_WHAT THE TASK ASKS_
I need the number of lines in the listing below that include the string "true", and only that number.

_DATA FOR REVIEW_
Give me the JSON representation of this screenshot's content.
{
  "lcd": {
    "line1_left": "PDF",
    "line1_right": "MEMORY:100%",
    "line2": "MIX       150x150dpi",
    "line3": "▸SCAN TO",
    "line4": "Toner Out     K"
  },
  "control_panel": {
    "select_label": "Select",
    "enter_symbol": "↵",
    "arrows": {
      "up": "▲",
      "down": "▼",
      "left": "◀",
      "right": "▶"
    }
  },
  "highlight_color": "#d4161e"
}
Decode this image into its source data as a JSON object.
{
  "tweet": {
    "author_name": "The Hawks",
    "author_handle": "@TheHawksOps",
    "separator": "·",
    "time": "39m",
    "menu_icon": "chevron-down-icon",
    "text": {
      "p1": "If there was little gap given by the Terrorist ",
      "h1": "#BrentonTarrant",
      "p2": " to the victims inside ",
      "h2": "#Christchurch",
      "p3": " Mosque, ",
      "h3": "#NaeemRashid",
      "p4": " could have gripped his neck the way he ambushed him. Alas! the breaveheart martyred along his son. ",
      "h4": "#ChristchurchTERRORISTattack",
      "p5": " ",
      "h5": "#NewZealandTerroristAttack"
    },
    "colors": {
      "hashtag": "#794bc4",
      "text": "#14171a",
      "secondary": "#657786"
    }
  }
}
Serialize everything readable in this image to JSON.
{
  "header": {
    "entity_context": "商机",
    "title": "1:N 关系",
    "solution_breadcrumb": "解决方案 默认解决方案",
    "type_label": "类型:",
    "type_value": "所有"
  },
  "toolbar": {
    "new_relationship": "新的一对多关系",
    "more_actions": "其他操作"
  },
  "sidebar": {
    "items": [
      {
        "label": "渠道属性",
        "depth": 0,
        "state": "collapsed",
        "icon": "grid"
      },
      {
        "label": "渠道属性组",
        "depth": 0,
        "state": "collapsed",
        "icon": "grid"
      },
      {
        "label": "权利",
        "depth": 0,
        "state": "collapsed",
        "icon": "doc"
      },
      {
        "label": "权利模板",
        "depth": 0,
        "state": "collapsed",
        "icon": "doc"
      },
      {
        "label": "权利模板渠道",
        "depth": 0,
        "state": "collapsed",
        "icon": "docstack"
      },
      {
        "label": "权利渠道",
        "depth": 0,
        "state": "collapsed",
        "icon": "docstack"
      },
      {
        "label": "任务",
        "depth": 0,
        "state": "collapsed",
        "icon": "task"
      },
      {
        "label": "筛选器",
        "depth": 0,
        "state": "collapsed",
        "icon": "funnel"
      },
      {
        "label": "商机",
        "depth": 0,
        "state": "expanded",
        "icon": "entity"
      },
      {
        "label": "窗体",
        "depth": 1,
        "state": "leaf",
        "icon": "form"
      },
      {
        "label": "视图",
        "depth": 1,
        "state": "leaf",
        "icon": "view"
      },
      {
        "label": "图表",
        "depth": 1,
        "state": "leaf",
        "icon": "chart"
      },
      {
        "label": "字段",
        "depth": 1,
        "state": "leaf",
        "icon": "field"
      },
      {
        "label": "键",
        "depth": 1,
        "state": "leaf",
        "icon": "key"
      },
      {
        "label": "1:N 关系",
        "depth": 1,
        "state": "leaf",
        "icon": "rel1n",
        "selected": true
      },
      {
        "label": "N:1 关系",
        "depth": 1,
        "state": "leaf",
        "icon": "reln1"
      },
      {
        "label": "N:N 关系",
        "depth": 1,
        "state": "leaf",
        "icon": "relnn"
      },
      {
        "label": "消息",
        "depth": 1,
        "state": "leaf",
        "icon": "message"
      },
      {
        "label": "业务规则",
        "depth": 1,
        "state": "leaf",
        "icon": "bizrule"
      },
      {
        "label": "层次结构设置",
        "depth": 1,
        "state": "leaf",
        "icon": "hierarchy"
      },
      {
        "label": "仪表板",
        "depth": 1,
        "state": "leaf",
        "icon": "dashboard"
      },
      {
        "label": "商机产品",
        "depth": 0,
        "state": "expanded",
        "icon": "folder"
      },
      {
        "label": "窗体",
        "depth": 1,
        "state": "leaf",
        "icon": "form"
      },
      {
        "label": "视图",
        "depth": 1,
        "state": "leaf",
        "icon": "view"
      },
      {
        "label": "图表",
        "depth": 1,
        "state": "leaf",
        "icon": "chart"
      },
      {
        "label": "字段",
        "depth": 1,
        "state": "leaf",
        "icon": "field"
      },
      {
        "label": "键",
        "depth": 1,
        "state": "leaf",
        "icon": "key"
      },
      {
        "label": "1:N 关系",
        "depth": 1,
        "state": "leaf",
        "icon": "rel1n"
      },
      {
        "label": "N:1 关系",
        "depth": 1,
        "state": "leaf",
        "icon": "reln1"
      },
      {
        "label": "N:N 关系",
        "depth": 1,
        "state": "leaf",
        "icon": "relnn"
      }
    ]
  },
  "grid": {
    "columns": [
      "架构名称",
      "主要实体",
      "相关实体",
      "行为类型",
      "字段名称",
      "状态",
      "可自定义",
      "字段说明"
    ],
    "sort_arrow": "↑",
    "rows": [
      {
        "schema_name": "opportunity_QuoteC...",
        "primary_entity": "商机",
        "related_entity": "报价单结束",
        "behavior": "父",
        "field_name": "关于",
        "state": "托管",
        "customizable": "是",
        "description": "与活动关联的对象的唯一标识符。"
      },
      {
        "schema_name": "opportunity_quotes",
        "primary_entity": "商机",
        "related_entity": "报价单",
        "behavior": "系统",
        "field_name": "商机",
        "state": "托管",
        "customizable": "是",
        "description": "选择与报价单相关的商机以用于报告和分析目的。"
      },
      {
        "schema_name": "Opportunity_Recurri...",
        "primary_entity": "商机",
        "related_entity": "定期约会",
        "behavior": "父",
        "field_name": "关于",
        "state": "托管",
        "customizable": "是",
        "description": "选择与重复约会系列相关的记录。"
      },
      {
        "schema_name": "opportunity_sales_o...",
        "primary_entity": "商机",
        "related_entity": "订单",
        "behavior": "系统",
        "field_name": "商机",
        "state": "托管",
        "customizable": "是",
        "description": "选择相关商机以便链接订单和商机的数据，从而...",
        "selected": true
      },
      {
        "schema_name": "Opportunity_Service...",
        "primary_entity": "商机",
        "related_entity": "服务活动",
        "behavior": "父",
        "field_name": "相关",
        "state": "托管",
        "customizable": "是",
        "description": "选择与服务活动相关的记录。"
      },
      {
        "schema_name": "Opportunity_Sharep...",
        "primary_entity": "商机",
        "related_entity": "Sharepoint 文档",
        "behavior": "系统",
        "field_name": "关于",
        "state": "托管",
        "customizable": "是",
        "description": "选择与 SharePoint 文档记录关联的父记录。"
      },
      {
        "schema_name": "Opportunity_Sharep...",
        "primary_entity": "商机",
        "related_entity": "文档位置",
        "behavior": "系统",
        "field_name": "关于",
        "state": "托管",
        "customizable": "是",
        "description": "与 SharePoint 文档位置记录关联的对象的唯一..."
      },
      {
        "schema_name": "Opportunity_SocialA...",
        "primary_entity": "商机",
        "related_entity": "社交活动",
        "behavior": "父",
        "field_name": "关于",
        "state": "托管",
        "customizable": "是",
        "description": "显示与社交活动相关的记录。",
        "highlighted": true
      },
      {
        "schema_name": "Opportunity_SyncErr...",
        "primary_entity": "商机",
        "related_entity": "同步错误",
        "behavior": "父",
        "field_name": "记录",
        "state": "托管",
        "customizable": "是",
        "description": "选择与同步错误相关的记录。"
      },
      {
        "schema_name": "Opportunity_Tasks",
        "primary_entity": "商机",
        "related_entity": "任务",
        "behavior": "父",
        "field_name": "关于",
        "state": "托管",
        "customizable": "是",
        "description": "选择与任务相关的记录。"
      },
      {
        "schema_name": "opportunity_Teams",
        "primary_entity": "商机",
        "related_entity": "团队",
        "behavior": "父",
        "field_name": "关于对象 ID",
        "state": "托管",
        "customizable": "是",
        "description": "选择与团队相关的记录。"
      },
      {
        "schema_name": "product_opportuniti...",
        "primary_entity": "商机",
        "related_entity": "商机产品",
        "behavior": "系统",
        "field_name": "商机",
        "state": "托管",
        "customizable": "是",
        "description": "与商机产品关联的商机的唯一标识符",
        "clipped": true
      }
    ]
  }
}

_ANSWER SECTION_
4